    #2 was the amount of commercial construction. Seems odd, but that was a sign of a top. One theory was that commercial projects take much longer to bring to market. Everyone saw the same thing, started planning to meet the need. Then....Voila! too many of the same kind of developments (shopping, office, strip malls, apartment etc..) hitting the market at the same time.

    The home builders of today are bigger and smarter when it comes to planning. Even today you don't really see that many "spec" homes. Most are still pre-sold. They have managed the inventory side very carefully and it has paid off.
    #45     Mar 2, 2005
  6. excerpt from WSJ article I saw last week

    - Many people agonize for months before deciding to buy a house. Jonas P. Lee is more decisive: He often buys several in a day.-

    -This year, the 38-year-old Mr. Lee says he plans to buy more than 1,000 homes for Redbrick Partners LP, a New York firm he runs with the help of an MIT economist to invest in single-family rental property.-

    - he is buying in working-class neighborhoods in such cities as Baltimore, Philadelphia and Trenton. Even there, however, he is running into tough competition from people determined to cash in on America's decade-long housing boom.-
    #46     Mar 6, 2005
  7. Retired

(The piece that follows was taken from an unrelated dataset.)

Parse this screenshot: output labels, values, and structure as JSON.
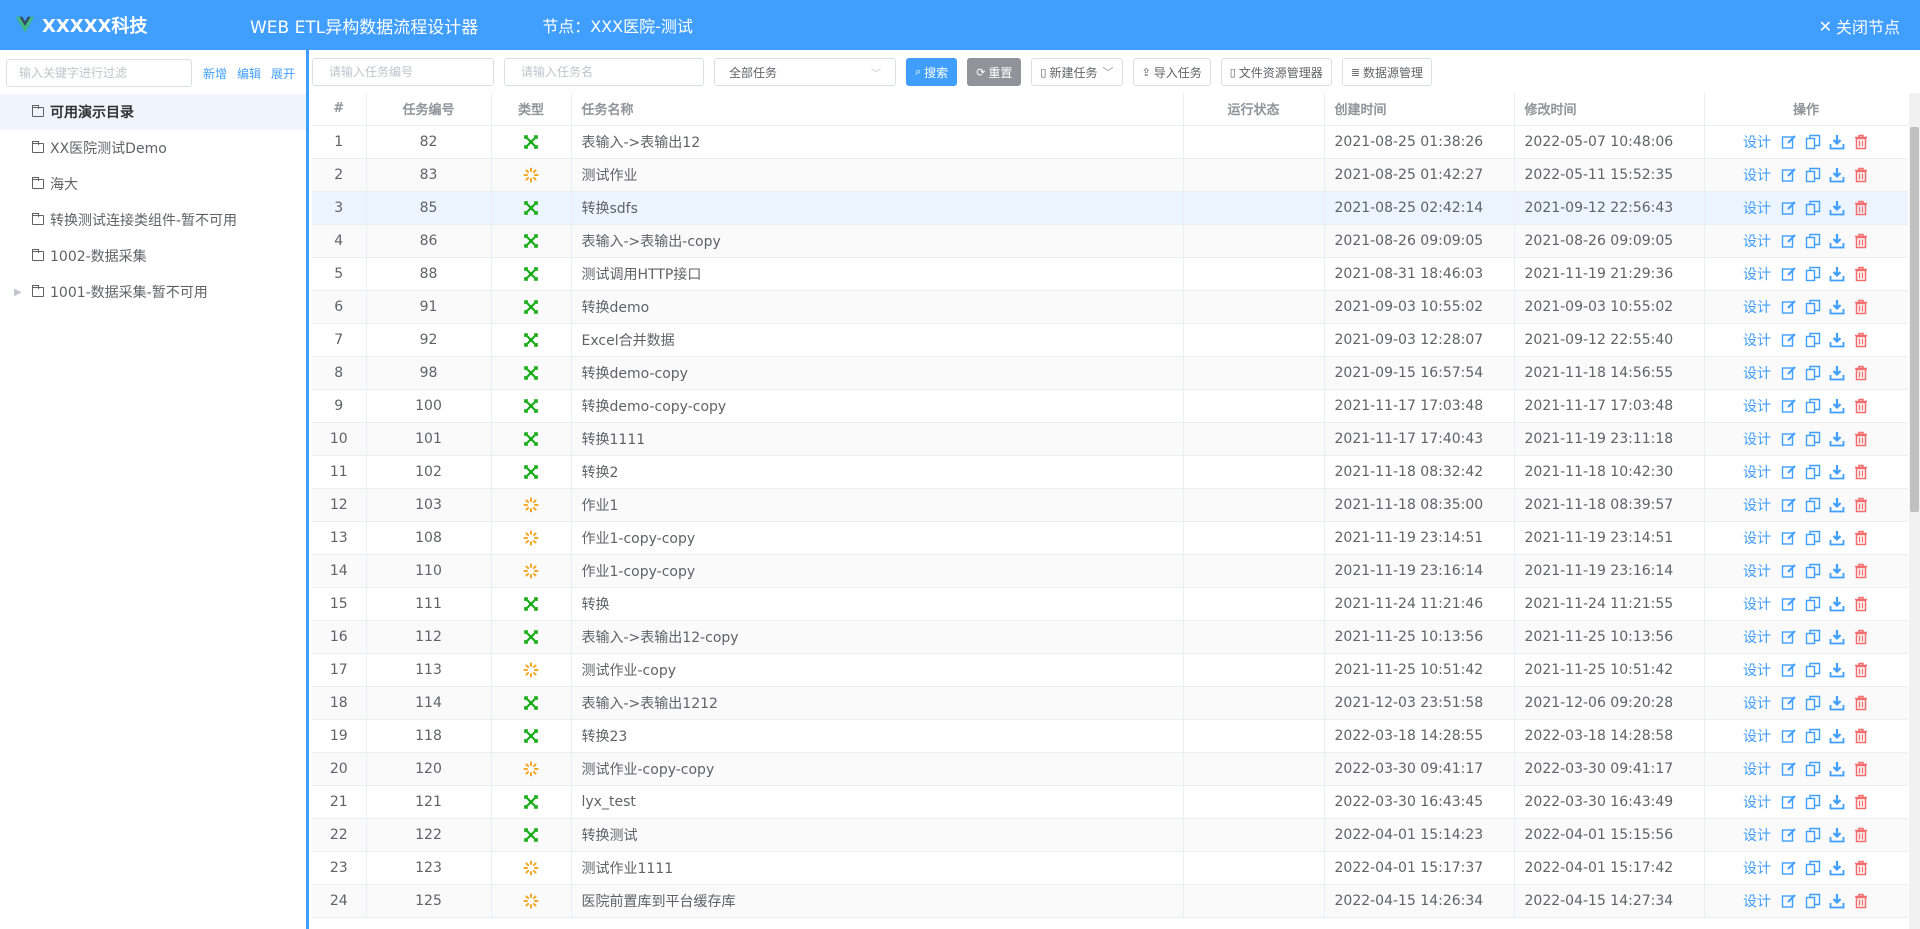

    Here's the whole story --


    #47     Mar 11, 2005
  8. where might one get monthly
    historical long term median home prices for select cities /
    countys / states for the last 20 yrs ?

    why is this data hard to come by compared to

    stock market data?
    #48     Mar 12, 2005
  9. SlyFlo


    SteveD and Convert:

    Steve D, I'm not sure what you're looking at when you say interest rates are at historical averages?! They're at 40 year LOWS - and how do you consider that 30 yr. mortgage rates have been at 6% for "many many years"?? the best you could do in Dec 2000 is 7 5/8% as it had come down from over 8% (I know this because that's what I got!). So either you haven't checked your information or you have no clue what you're talking about.


    I don't know if you're a trader or not...but as you keep posting how every homebuilder is at record highs, and making record money...these are signs of tops - NOT bottoms...and maybe you can explain why the TOL ceo keeps talking it up...but if you check insider sales...he's dumping the crap out of his own stock - do some checking and you'll be enlightened.

    Funny how everyone becomes an expert at tops - there's a great quote in the stock trader's almanac: "don't mistake brains with a bull market".
    #49     Mar 12, 2005
  10. I too saw the article on Toll Brothers insiders dumping. In fact, Robert and Bruce Toll have been buying up through exercised options and selling them actively...some 154 Million worth.

    Overpriced Favorite Short: TOL

    by Theodore Mantle, Wednesday March 09 2005

    Are insiders making more money by selling the stock of Toll Brothers (NYSE-TOL) than the company is making by selling homes?
    Years ago I read a great book called "Contrary Investing," by Richard Band. I recall his suggesting that one strategy for selecting stocks to short, after a top in the market, was to look for the “overpriced favorites.”

    I’ve used this as one of my short-picking strategies ever since.

    TOL is certainly a “favorite.” The stock has soared five-fold in the last two years from $18 to a high over $90, riding the wave of the low interest-rate home bubble.

    Whether it’s also “overpriced” is debatable. In my opinion it is, but rather than crunching numbers here, let’s just consider the recent actions (not words) of the brothers themselves.

    Net earnings of the entire company for the three months ending Oct 31, 2004 amounted to a total of $180 million.

    Insider stock sales in just the last 2 weeks totaled over $170 million.

    The sales of Chairman Robert Toll and Vice Chairman Bruce Toll alone totaled over $154 million.

    The bond market showed signs of weakness today with some technical analysts talking about a breakout higher in interest rates. The Dow also dropped more than 100 points.

    Because I believe that a top is in for the stock market, and that rising interest rates will hurt TOL’s earnings, I’m taking a short position in the stock.

    posted Wednesday March 09, 08 43 PM ET

    Copyright (c) 2005 The Wall Street Examiner. All rights reserved.
    Terms of Use
    #50     Mar 13, 2005